Last Tuesday, a few minutes before the midnight deadline, I turned in my last set of grades. Making all those judgment calls is the absolutely worst thing about teaching.
I’ve often envied my husband who teaches math. I should say taught math—it’s past tense for both of us. His grading system is clear, objective, much more easily justified than mine. There’s a right answer and a wrong answer.
Grading in Women’s Studies, Humanities, English is unavoidably subjective. I really try to be fair, but my biases inevitably creep in. How do I factor in class participation in a way that that’s fair, impartial? How do I justify a C grade for student X and a B for student Y? And then Student Z has been dealing with so many problems this semester; shouldn’t this be taken into account in some way??? I am so relieved that I never have to go through this again.
I may have made a real contribution to grade inflation this time around, but since I’m retiring I don’t have to worry that I am sliding down the slippery slope in which A becomes the default grade.
Teaching can be fun; evaluating students’ performance is always a headache. Ironically although I have spent decades evaluating students, I myself have never been evaluated. I have been teaching at the College since 1974 when I began as part-timer. I was hired full time in 1977, so have spent a total of 35 years teaching at the College and never has anyone entered my classroom to evaluate my teaching. Never has anyone evaluated my syllabi, course outlines and made suggestions for improvement.

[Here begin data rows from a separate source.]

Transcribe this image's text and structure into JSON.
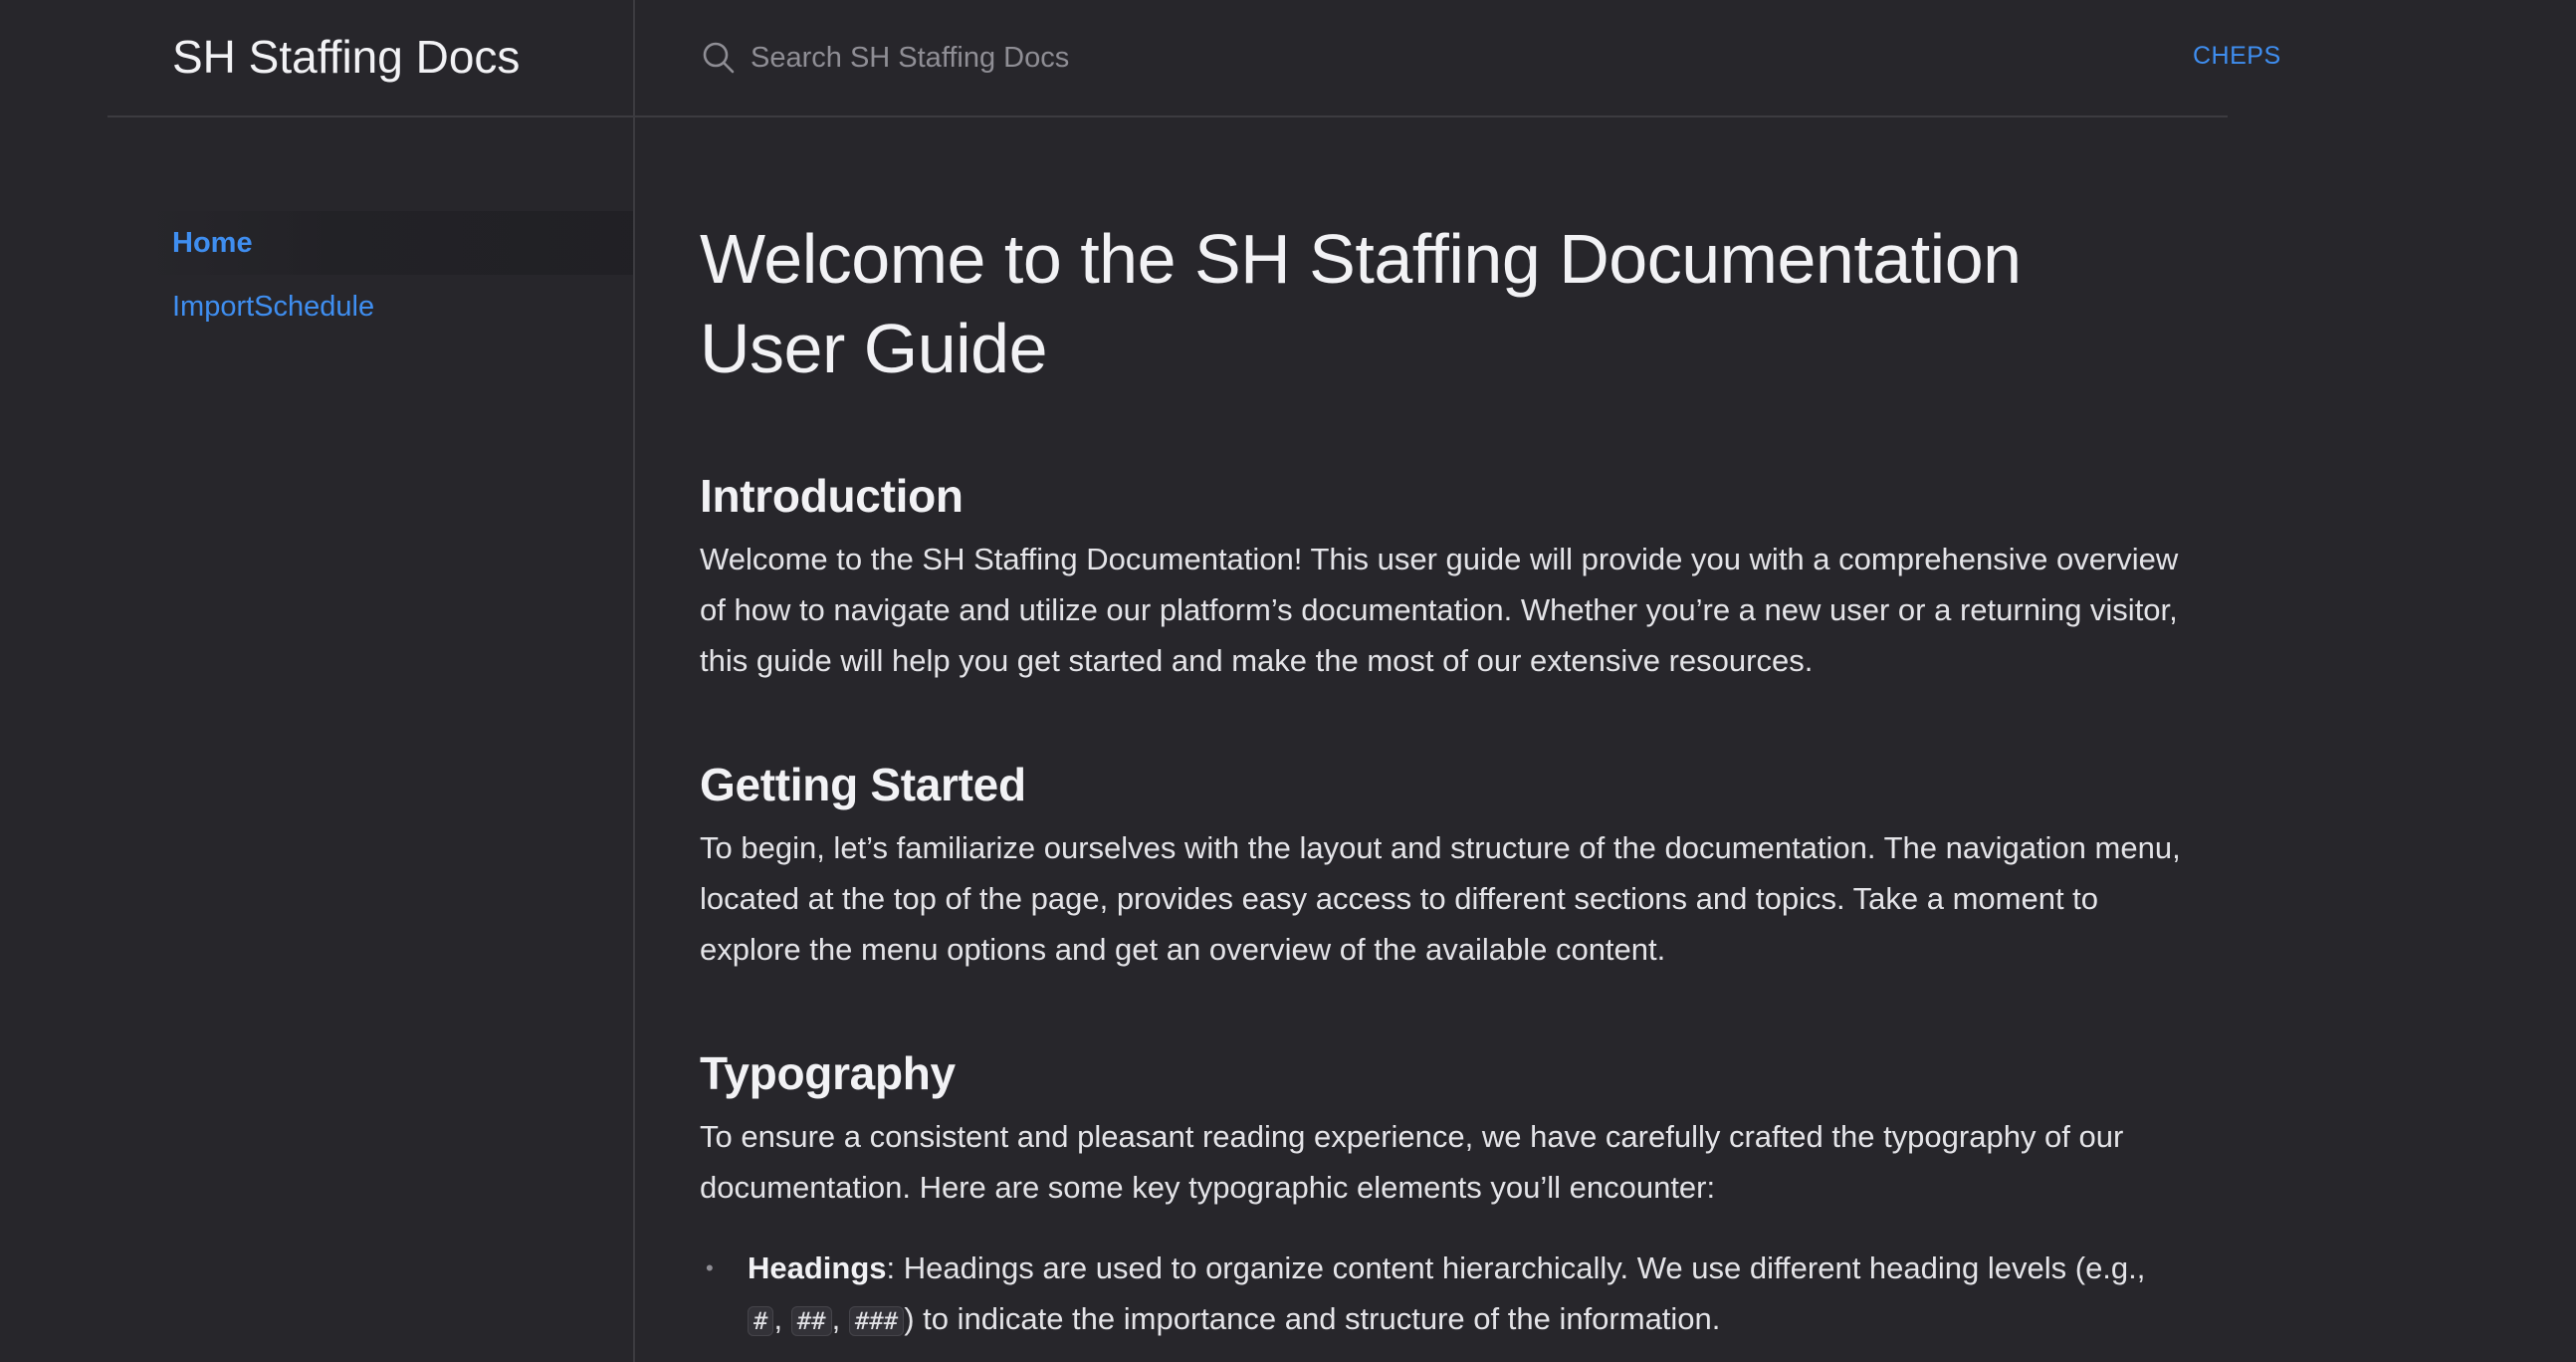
{
  "header": {
    "site_title": "SH Staffing Docs",
    "search_placeholder": "Search SH Staffing Docs",
    "aux_link": "CHEPS"
  },
  "sidebar": {
    "items": [
      {
        "label": "Home",
        "active": true
      },
      {
        "label": "ImportSchedule",
        "active": false
      }
    ]
  },
  "main": {
    "title": "Welcome to the SH Staffing Documentation User Guide",
    "sections": [
      {
        "heading": "Introduction",
        "paragraph": "Welcome to the SH Staffing Documentation! This user guide will provide you with a comprehensive overview of how to navigate and utilize our platform’s documentation. Whether you’re a new user or a returning visitor, this guide will help you get started and make the most of our extensive resources."
      },
      {
        "heading": "Getting Started",
        "paragraph": "To begin, let’s familiarize ourselves with the layout and structure of the documentation. The navigation menu, located at the top of the page, provides easy access to different sections and topics. Take a moment to explore the menu options and get an overview of the available content."
      },
      {
        "heading": "Typography",
        "paragraph": "To ensure a consistent and pleasant reading experience, we have carefully crafted the typography of our documentation. Here are some key typographic elements you’ll encounter:"
      }
    ],
    "typography_bullets": [
      {
        "term": "Headings",
        "text_before": ": Headings are used to organize content hierarchically. We use different heading levels (e.g., ",
        "codes": [
          "#",
          "##",
          "###"
        ],
        "separator": ", ",
        "text_after": ") to indicate the importance and structure of the information."
      }
    ]
  },
  "colors": {
    "background": "#27262b",
    "accent": "#3f8ef0",
    "divider": "#3c3b40"
  },
  "icons": {
    "search": "search-icon",
    "bullet": "bullet-dot"
  }
}
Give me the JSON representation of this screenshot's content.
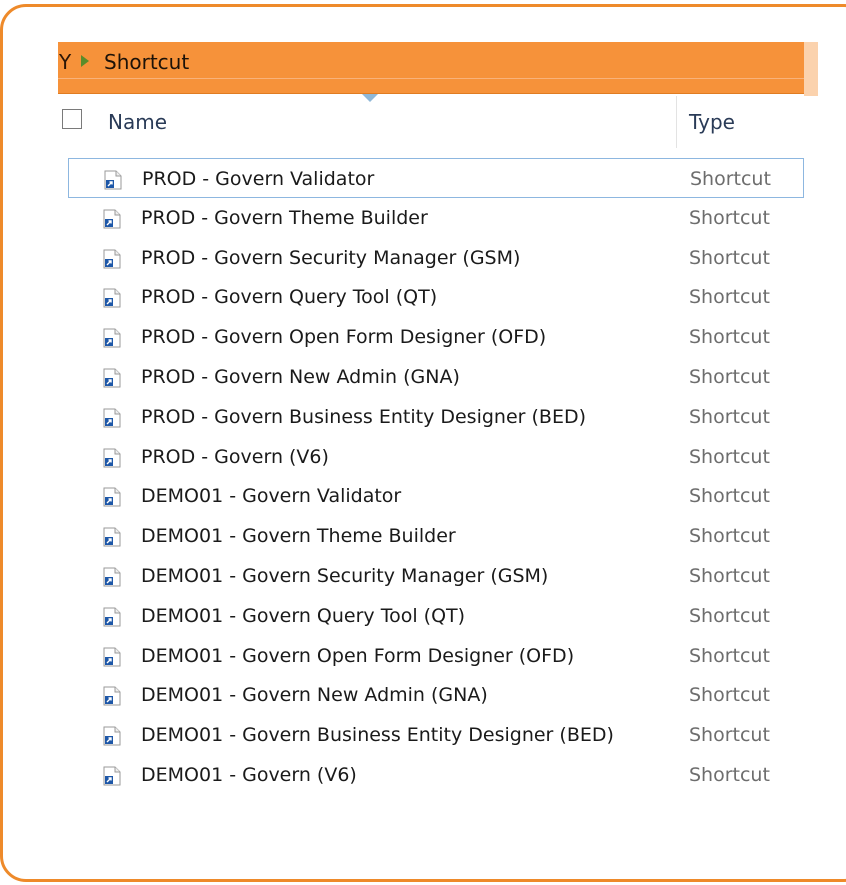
{
  "breadcrumb": {
    "previous": "Y",
    "current": "Shortcut"
  },
  "columns": {
    "name": "Name",
    "type": "Type"
  },
  "icon": "shortcut-file-icon",
  "colors": {
    "frame_border": "#ee8a2a",
    "breadcrumb_bg": "#f6923a",
    "focus_border": "#8db7e0",
    "type_text": "#6d6d6d"
  },
  "rows": [
    {
      "name": "PROD - Govern Validator",
      "type": "Shortcut"
    },
    {
      "name": "PROD - Govern Theme Builder",
      "type": "Shortcut"
    },
    {
      "name": "PROD - Govern Security Manager (GSM)",
      "type": "Shortcut"
    },
    {
      "name": "PROD - Govern Query Tool (QT)",
      "type": "Shortcut"
    },
    {
      "name": "PROD - Govern Open Form Designer (OFD)",
      "type": "Shortcut"
    },
    {
      "name": "PROD - Govern New Admin (GNA)",
      "type": "Shortcut"
    },
    {
      "name": "PROD - Govern Business Entity Designer (BED)",
      "type": "Shortcut"
    },
    {
      "name": "PROD - Govern (V6)",
      "type": "Shortcut"
    },
    {
      "name": "DEMO01 - Govern Validator",
      "type": "Shortcut"
    },
    {
      "name": "DEMO01 - Govern Theme Builder",
      "type": "Shortcut"
    },
    {
      "name": "DEMO01 - Govern Security Manager (GSM)",
      "type": "Shortcut"
    },
    {
      "name": "DEMO01 - Govern Query Tool (QT)",
      "type": "Shortcut"
    },
    {
      "name": "DEMO01 - Govern Open Form Designer (OFD)",
      "type": "Shortcut"
    },
    {
      "name": "DEMO01 - Govern New Admin (GNA)",
      "type": "Shortcut"
    },
    {
      "name": "DEMO01 - Govern Business Entity Designer (BED)",
      "type": "Shortcut"
    },
    {
      "name": "DEMO01 - Govern (V6)",
      "type": "Shortcut"
    }
  ]
}
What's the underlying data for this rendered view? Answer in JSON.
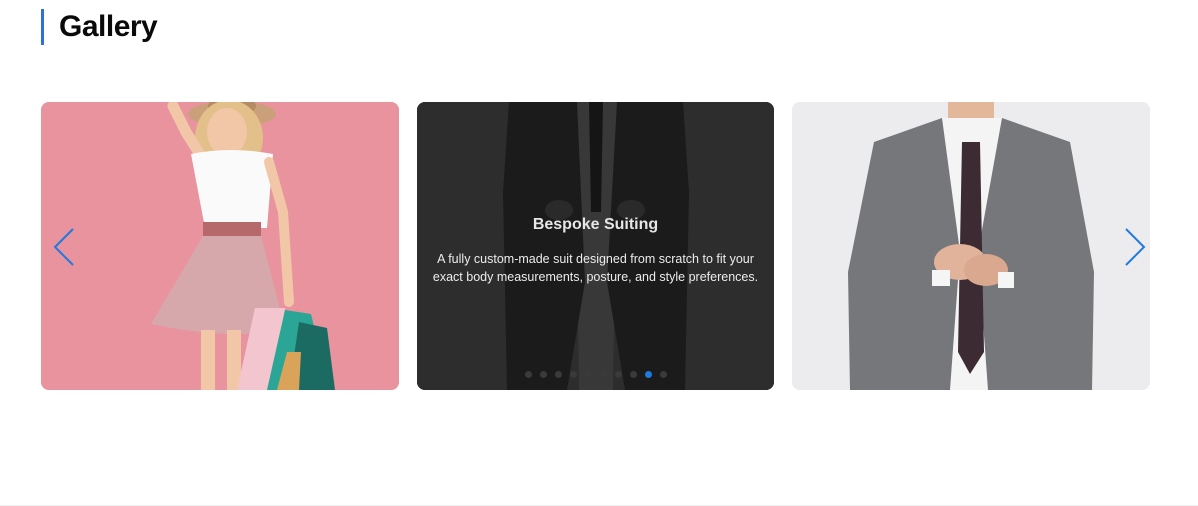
{
  "page": {
    "title": "Gallery"
  },
  "carousel": {
    "slides": [
      {
        "alt": "Girl with shopping bags"
      },
      {
        "title": "Bespoke Suiting",
        "description": "A fully custom-made suit designed from scratch to fit your exact body measurements, posture, and style preferences."
      },
      {
        "alt": "Man in grey suit"
      }
    ],
    "prev_icon": "chevron-left-icon",
    "next_icon": "chevron-right-icon",
    "dots_count": 10,
    "active_dot": 9
  },
  "colors": {
    "accent": "#2f6fdc",
    "arrow": "#1f7ae0"
  }
}
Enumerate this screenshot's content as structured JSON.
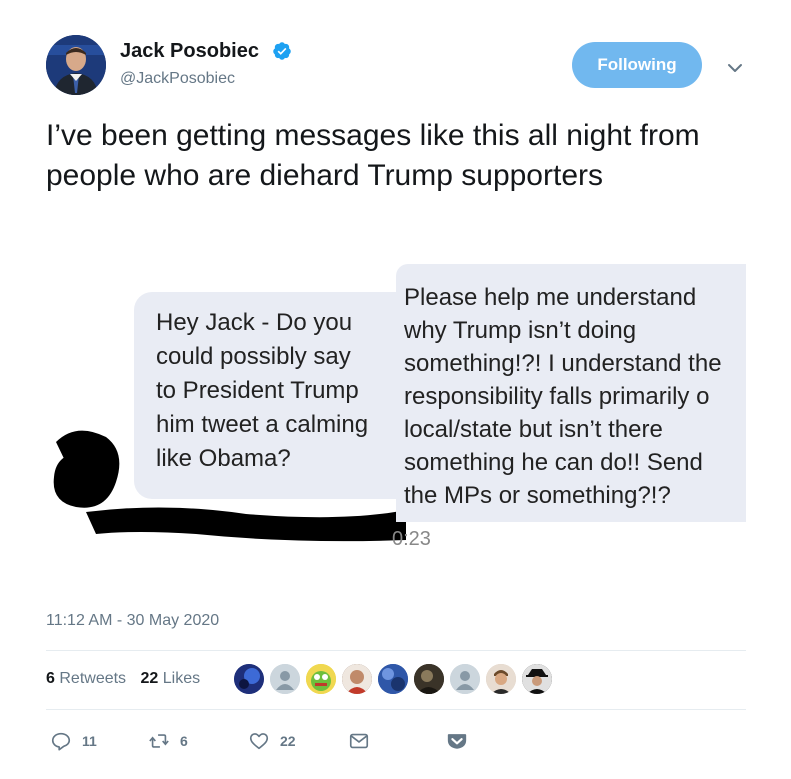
{
  "author": {
    "name": "Jack Posobiec",
    "handle": "@JackPosobiec",
    "verified": true,
    "avatar_icon": "profile-photo"
  },
  "follow_button": {
    "label": "Following"
  },
  "tweet": {
    "text": "I’ve been getting messages like this all night from people who are diehard Trump supporters"
  },
  "media": {
    "message1_lines": [
      "Hey Jack - Do you",
      "could possibly say",
      "to President Trump",
      "him tweet a calming",
      "like Obama?"
    ],
    "message2_lines": [
      "Please help me understand",
      "why Trump isn’t doing",
      "something!?! I understand the",
      "responsibility falls primarily o",
      "local/state but isn’t there",
      "something he can do!! Send",
      "the MPs or something?!?"
    ],
    "message_time": "0:23"
  },
  "timestamp": "11:12 AM - 30 May 2020",
  "stats": {
    "retweets_count": "6",
    "retweets_label": "Retweets",
    "likes_count": "22",
    "likes_label": "Likes"
  },
  "likers_count": 9,
  "actions": {
    "reply_count": "11",
    "retweet_count": "6",
    "like_count": "22"
  },
  "colors": {
    "accent": "#1da1f2",
    "follow_bg": "#71b8ef",
    "bubble_bg": "#e9ecf4",
    "muted": "#657786"
  }
}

I must admit it was kind of nice to close my classroom door and do whatever I wanted. Would I have been a better teacher if someone had visited my classes and evaluated my teaching? Probably. Thanks to an uncompromising union and an often cowardly management we have no meaningful evaluation system, and I have ended my teaching career without anyone EVER evaluating my classroom performance.